If the first round of elections does not produce an outright winner, which is quite likely given this is a closely contested three-horse race, a second round will take place some time in mid to late November. In other words, Argentina’s BRICS membership may not be assured for another three months. And if Milei or Bullrich win, it may never happen at all. Even if Massa wins, he will
But since the announcement of Argentina’s BRICS membership, the Sergio Massa campaign potentially has an ace up its sleeves: it can say that if Massa wins, his government may become the first recipient of a BRICS bailout. In such an event, Argentina could significantly reduce or, in the case of a bailout covering the full value of the IMF loan, even eliminate its dependence on the IMF, just as happened in 2006.

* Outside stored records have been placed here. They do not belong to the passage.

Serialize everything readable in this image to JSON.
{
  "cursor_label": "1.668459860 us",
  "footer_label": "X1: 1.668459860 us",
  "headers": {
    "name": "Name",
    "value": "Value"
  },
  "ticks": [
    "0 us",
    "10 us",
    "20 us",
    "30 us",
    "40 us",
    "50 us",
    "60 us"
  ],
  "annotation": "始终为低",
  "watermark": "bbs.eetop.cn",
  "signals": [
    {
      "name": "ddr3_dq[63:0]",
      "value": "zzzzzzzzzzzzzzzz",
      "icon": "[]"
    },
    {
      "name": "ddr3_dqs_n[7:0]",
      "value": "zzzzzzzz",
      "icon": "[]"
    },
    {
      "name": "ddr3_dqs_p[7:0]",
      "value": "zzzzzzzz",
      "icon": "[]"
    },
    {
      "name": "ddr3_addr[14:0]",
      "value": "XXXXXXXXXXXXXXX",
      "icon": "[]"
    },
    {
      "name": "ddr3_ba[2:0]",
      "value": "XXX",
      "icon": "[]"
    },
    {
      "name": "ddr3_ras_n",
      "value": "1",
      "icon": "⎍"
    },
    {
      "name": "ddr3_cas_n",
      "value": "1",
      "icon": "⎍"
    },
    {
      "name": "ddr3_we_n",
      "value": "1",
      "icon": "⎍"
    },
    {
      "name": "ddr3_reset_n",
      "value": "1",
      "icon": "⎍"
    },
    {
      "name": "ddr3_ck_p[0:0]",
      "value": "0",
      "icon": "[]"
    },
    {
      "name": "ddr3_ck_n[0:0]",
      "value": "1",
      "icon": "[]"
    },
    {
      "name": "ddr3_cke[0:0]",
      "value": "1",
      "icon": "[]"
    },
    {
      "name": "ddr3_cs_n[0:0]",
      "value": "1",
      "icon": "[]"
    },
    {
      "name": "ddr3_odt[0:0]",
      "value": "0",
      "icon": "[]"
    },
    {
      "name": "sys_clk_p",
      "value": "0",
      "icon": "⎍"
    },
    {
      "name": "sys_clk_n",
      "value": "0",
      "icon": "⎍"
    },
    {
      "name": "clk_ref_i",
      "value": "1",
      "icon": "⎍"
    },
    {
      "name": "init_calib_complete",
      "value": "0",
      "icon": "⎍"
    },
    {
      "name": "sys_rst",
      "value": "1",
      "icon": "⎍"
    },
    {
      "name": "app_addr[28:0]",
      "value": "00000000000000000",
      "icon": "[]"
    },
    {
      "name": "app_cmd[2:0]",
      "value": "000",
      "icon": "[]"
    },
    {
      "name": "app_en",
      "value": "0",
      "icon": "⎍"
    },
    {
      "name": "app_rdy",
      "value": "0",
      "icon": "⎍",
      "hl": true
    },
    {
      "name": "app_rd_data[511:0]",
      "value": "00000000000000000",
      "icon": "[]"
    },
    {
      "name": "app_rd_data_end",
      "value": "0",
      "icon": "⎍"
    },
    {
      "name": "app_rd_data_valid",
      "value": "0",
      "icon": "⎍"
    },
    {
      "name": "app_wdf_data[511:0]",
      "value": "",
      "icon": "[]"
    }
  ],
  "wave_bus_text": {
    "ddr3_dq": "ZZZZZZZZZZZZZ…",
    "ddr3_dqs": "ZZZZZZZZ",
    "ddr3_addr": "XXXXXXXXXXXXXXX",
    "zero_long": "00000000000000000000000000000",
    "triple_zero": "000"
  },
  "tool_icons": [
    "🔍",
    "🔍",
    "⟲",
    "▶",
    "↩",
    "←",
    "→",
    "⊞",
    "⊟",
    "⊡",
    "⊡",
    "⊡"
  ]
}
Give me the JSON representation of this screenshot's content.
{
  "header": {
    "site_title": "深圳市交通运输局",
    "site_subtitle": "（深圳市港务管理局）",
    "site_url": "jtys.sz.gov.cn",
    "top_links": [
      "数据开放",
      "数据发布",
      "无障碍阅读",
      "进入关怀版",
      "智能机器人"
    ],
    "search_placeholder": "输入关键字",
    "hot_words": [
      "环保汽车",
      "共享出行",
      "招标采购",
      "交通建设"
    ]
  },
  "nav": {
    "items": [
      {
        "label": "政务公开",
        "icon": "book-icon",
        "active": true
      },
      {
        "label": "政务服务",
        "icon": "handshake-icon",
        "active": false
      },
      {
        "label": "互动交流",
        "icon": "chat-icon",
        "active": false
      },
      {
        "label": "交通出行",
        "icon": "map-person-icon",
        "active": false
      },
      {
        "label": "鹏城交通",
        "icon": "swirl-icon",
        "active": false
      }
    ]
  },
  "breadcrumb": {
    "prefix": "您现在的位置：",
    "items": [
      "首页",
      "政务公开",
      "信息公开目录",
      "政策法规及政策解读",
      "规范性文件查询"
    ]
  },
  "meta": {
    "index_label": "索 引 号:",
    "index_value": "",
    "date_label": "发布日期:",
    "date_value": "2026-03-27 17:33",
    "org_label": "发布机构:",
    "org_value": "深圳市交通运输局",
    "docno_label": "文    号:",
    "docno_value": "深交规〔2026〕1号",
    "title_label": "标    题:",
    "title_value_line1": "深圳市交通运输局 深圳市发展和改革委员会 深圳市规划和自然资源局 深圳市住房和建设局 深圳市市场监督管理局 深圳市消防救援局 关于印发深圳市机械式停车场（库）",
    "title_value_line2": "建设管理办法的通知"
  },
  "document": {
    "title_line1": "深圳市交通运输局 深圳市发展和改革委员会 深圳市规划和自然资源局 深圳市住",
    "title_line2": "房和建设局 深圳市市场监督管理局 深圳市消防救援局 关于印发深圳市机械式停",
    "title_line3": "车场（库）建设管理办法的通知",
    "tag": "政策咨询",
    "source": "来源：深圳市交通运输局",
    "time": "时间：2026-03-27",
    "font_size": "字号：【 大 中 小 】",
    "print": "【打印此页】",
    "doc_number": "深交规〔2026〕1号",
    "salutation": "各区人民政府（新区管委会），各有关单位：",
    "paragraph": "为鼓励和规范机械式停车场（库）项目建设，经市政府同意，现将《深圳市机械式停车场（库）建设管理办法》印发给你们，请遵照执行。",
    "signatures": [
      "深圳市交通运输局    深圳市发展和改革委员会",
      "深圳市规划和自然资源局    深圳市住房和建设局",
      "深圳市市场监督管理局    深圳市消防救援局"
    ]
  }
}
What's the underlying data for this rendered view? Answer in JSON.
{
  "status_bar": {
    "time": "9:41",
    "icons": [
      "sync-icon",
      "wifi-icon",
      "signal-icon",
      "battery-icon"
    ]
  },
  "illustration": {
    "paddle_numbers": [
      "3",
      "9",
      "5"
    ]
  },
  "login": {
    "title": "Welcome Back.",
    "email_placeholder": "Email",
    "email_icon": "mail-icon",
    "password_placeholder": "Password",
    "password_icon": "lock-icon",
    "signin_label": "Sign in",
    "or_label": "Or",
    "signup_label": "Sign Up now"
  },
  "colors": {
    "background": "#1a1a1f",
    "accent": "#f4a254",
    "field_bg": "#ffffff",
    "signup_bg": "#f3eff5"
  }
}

It is probably safe to assume that the strings attached to a prospective BRICS loan would not be as onerous as those attached to the IMF loan. For China, Russia and the other BRICS members, issuing such a loan would be a relatively low-risk way of further eroding US influence over the global economy. After all, the IMF and World Bank are two of the fundamental pillars of the neoliberal world order that has prevailed since the 1970s, enabling the US and its allies in Western Europe to continue plundering the resources of the former colonised countries of Africa, Latin America and Asia without having to use standing armies. They have also hugely enriched the financiers of Wall Street and the City of London.
Bailing out Argentina would be a relatively low-risk gambit for the BRICS members. While Argentina may have a long, storied history of defaulting on its debts, it also has two hugely valuable assets that it can put up as collateral: its huge natural gas reserves in Vaca Muerta, which are only just coming on line, and its vast, unexploited lithium deposits in the north, both of which are already of keen interest to Beijing. Plus, Argentina is of vital strategic interest to the BRICS given it is the second largest economy in South America, a resource-rich region that is already trading more with China than anywhere else, but which is in the cross-hairs of the US Southern Command for precisely that reason.
Such a move would also send a clear message to many of the world’s struggling economies that there is a new lender in town — and what’s more, with the combined financial backing of not just China, Russia, India, Brazil and South Africa but also all the new members, including the financial powerhouse that is Saudi Arabia. Right now, the number of struggling economies continues to rise due to the dual impact of spiralling inflation and the soaring debt servicing costs. According to a recent UN report, developing countries are shouldering a staggering 30% of the $92 trillion global public debt burden. As many as 52 countries — 40% of the developing world — are on the brink of serious debt trouble.
The prospect of the BRICS moving into the multilateral lending arena in a big way has not gone unnoticed by some in the West, according to Reuters. Werner Hoyer, the outgoing head of the European Investment Bank, warned Western governments on Wednesday that they were in danger of losing the confidence of the “Global South”, unless they urgently intensified their own support efforts for poorer countries.